This song is one of the all-time electronica/trance greats and so there are several versions and remixes available. One of the best is a live performance by the Dutch DJ Tiësto (here) which captures the excitement and immersion of the collective dance experience.
In the spirit of choosing the road less travelled however, I have used a different version here.
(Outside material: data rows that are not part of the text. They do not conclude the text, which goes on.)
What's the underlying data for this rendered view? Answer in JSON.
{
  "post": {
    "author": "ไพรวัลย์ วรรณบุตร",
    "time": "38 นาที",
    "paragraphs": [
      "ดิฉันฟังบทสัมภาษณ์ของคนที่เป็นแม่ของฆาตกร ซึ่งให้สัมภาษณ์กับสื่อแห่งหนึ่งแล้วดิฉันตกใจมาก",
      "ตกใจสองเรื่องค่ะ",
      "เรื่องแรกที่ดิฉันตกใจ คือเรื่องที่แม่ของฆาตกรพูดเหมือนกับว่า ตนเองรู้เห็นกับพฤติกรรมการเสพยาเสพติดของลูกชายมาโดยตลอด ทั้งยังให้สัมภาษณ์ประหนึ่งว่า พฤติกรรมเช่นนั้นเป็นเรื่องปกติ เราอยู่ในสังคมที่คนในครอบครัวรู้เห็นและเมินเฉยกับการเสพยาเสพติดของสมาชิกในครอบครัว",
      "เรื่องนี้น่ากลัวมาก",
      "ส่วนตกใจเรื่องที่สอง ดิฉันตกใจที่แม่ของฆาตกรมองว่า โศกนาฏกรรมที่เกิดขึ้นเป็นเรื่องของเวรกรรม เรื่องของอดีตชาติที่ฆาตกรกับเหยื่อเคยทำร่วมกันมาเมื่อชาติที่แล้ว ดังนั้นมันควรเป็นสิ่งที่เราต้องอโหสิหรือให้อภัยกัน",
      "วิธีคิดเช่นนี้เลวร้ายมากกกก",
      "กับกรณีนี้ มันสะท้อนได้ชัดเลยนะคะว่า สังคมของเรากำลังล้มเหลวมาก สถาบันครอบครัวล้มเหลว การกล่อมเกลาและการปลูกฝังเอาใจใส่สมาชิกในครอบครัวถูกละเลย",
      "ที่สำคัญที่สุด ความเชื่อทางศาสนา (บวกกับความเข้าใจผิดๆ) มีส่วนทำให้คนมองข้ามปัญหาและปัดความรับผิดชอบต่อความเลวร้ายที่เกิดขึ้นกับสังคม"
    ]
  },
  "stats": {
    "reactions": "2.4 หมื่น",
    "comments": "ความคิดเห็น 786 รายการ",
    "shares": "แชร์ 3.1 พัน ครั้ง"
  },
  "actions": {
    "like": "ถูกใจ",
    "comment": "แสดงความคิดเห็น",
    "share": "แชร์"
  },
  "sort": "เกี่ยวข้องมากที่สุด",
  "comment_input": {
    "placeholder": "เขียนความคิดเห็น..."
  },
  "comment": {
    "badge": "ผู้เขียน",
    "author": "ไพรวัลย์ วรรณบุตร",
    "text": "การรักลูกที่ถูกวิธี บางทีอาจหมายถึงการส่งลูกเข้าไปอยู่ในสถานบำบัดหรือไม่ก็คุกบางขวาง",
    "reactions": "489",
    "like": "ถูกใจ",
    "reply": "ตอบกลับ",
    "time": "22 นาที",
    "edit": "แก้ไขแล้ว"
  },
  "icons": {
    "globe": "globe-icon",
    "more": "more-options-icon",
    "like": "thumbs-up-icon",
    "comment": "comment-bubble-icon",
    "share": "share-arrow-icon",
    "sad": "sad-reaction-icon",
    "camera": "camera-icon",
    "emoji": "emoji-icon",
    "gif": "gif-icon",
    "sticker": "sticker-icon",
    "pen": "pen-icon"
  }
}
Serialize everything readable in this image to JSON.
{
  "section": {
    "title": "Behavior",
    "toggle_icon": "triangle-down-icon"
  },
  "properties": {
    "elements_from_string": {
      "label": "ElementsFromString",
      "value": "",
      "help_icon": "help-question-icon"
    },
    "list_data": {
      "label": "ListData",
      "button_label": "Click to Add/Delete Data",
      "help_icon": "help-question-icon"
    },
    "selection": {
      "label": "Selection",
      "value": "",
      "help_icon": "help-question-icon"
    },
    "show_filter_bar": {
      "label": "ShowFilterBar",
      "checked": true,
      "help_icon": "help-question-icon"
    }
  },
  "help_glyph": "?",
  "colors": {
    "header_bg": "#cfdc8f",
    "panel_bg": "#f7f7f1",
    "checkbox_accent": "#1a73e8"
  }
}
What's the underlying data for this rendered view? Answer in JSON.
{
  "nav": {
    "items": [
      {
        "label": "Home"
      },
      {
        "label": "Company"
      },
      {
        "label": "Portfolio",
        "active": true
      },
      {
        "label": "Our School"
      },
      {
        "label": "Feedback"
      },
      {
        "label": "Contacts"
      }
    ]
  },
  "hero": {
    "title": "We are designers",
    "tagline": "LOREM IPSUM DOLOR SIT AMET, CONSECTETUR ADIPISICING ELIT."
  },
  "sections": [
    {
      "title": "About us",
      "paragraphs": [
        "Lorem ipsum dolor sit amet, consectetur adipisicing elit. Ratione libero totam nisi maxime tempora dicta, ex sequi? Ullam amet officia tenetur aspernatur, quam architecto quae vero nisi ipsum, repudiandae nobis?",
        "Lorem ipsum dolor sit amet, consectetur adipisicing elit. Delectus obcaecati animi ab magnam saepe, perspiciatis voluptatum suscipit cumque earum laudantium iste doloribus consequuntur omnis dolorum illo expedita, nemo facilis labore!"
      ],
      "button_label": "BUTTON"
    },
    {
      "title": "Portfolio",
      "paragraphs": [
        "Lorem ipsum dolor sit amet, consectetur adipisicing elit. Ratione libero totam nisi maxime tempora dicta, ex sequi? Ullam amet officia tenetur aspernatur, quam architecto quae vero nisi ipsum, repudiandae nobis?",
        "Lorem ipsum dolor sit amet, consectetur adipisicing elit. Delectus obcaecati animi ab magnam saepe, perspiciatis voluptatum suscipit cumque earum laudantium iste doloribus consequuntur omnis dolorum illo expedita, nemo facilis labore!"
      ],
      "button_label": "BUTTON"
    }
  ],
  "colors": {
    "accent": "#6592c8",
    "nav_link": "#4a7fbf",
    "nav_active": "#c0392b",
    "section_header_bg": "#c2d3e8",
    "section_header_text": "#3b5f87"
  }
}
This video comprises clips from the Japanese role-playing computer game Final Fantasy VIII, in which heroes battle a great evil, but also have to deal with their own relationships and internal struggles [sounds familiar?]. The song matches the images of tension and yearning so well that it could have been part of the original soundtrack (an epic in its own right), but it was not – the editor has just made a really good montage that is a sympathetic interpretation of the music.
This mix is the original from the 1997 album ‘Karma’ and it opens with Gregorian chant: ‘Gloria in excelsis Deo’ – glory to God in the highest which sets the scene for the singer to tell of her personal religious journey –
Heaven holds a sense of wonder And I wanted to believe That I’d get caught up When the rage in me subsides
In this white wave I am sinking In this silence In this white wave In this silence I believe
There seems to be an ironic contrast between the noise of the dance floor and a search for tranquility, yet for some people this could be a path towards God. The insistent rhythms of the trance style can have a calming effect leading to an inner peace and then, when the clamour has died away – ‘In this silence I believe’. It reminds me of this encounter between the God and the prophet Elijah:
“Now there was a great wind, so strong that it was splitting mountains and breaking rocks in pieces before the LORD, but the LORD was not in the wind; and after the wind an earthquake, but the LORD was not in the earthquake; and after the earthquake a fire, but the LORD was not in the fire; and after the fire a sound of sheer silence. (I Kings 19:11-12)
Sometimes a song speaks with new relevance and its message comes to life. That’s what happened with this song today as it popped up in my playlist. The words resonate during the present national pandemic
If you’re on your own in this life The days and nights are long When you think you’ve had too much of this life To hang on…
Everybody hurts sometimes; Everybody cries…
I have become aware of many people who have been totally on their own, going for days without seeing another person. Each person has their own particular story with their own aspects of pain; one person’s mountain may be another person’s molehill. What may seem small to one may cause great anguish to someone else. But I am mindful of what my nurse friend often says, “The pain is what the patient says it is”. Pain is pain…
I’m also aware that to tell someone in pain that “everybody hurts” is not the most sensitive response. It doesn’t acknowledge their own particular pain that they are experiencing and actually seems to belittle it.
This led me to think about the age-old question often posed in times of great pain or searching…”Where is God when it hurts?” or sometimes phrased as “If God is a God of love why is there suffering in the world?” Huge questions to ponder, to research, to meditate on, not run away from or be simplistic about.
And so I reflect…. God is close to the broken hearted… Psalm 34:18
For a fairly introspective 17 year old the music of Leonard Cohen (1934-2016) drew me with a fascination bordering on obsession; I can still remember sitting alone in my bedroom listening to ‘Bird on a Wire’ on repeat. The phase soon passed, and I only recently came to appreciate the depths of this song ‘Anthem’, from Cohen’s 1992 album ‘The Future’.
‘The Future’ contains references to traumatic historical events, including Hiroshima and the Second World War. The massacre of students in Tiananmen Square and the fall of the Berlin wall both happened in 1989; it was a time of massive upheaval and uncertainty in the world.
Listening again in late 2019 you have to ask, has much has changed? Just thinking about our own country (quite apart from the rest of the world!) Britain is facing a bewildering parliamentary election, Brexit is unresolved, the country has more Foodbanks than McDonalds….. there surely still is ‘a crack, a crack, in everything’, but Cohen leaves us with a note of hope, ‘that’s how the light gets in’. We need the light, in our national and our personal lives, as never before.
Currently it is Advent, traditionally the time for preparing for the coming of Christ. For me this song provides a kind of transcendence, bringing hope into the apparent hopelessness of our world. The parallels are obvious I hope.